== Data shown ==

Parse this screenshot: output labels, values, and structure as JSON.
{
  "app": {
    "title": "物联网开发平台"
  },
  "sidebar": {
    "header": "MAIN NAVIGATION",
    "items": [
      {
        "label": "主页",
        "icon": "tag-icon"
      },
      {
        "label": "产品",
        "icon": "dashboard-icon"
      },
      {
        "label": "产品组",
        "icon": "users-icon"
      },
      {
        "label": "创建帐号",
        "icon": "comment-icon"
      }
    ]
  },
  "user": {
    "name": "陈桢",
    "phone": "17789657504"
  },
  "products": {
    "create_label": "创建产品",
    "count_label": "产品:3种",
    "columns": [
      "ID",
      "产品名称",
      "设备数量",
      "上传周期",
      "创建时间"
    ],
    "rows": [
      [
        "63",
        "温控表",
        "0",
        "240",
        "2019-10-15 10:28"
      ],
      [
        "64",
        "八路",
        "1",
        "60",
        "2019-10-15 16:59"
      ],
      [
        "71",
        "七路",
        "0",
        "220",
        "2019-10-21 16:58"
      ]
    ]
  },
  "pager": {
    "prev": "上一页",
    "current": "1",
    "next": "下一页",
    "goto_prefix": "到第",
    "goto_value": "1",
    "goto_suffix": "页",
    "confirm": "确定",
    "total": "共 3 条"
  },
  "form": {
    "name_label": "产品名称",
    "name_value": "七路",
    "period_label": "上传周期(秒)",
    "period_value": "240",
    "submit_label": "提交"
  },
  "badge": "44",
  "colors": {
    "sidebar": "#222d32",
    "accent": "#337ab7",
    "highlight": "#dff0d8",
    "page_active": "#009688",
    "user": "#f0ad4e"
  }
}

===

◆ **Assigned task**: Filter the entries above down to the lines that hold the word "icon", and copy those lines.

◆ **Final answer**:
        "icon": "tag-icon"
        "icon": "dashboard-icon"
        "icon": "users-icon"
        "icon": "comment-icon"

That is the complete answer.